We just provide brief information for information agencies, but overall such meetings, as a rule, are conducted behind closed doors. Our guests are enjoying a unique opportunity for unofficial dialogue with the management of mass media. This platform is valuable due to the fact that our guests can make their meaning perfectly plain when talking about many important issues, and probably they would not talk about such issues openly. This enables thorough understanding of the processes in the respective agencies and ministries more as well as the effect they have on the society. Chief editors, upon obtaining detailed information, can develop their editorial policies more surely and professionally.
Speaking about international experience, I can draw a parallel between your structure and the one which was created in Germany in the past .
Yes, absolutely, their experience is very interesting. Particularly, our related structure deals with and considers complaints against various publications in mass media. Let us begin with a fact that our colleagues assembled a community of professionals, where interests of journalists of the country are presented. And specific work with complaints ensure for them obtaining professional competences in the field of conflict settlement related to professional ethics and indirectly facilitating the formation of ethics itself.
The structure could be called a qualified critic, subject to private law, to which any citizen may publicly refer. It provides recommendations and establishes a common moral framework for journalists, whose work cannot be fully regulated by legislation.
In a majority of cases, our colleagues successfully act as a mediator between parties. In other situations they make editorial remarks, express their objection and in cases of serious violations of rules of opinion-based journalism, issue public condemnation. Within voluntary obligations, condemnations must be published by mass media to which the complaint was addressed. If recommendations are not followed and the case reaches a court, then legal system, as a rule, aligns herself with a structure and takes into account the collective opinion of professionals. This is why everyone realises – to resort to legal proceedsings is to make things worse.

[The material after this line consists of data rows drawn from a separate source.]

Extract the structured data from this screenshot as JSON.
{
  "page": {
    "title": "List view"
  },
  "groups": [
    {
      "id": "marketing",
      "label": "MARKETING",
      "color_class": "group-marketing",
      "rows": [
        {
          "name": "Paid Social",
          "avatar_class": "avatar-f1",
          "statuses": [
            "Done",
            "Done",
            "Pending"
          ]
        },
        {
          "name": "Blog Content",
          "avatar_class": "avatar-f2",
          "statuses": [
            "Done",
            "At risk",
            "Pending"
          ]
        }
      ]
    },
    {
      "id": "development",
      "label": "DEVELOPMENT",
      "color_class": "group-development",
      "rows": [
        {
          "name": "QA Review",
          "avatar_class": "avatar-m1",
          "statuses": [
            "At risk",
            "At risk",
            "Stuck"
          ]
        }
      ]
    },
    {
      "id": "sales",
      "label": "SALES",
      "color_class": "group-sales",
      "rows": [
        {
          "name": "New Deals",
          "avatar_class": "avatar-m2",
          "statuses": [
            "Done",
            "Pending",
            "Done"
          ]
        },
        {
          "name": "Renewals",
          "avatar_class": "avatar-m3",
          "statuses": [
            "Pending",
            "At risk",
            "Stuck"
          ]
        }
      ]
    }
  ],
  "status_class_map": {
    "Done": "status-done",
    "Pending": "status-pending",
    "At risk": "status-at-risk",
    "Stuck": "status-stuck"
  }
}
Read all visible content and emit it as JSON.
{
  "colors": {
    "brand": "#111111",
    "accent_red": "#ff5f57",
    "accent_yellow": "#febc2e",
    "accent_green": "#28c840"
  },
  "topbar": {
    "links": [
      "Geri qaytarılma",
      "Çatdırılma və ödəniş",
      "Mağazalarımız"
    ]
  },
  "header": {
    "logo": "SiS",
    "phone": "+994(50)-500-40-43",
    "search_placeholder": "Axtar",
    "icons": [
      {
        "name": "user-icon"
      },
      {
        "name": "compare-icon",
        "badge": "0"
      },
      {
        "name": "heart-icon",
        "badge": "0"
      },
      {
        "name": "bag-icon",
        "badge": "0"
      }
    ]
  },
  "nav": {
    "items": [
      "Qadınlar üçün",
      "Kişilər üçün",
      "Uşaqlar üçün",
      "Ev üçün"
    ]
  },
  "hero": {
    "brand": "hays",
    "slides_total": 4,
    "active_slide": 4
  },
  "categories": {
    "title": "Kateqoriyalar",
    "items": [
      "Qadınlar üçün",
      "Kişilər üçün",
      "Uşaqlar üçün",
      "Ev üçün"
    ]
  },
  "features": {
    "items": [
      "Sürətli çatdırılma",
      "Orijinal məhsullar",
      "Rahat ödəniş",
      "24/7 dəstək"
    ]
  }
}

This experience, in our opinion, is very interesting and was discussed at the meeting of Chief Editors Club. Moreover, we can say that the first step has already been made. Recently, we have developed the Code of Journalistic Ethics. Now, we have to make another step. The issue is under examination. I think such principle self-regulation of mass media could be very useful in terms of democratisation of Kazakhstan’s society.
Overall, every journalist when preparing their material, irrespective of genre and critical direction, must keep in mind that, first of all, he or she is a citizen of a country and their opinion, therefore, must be structured based on this fact.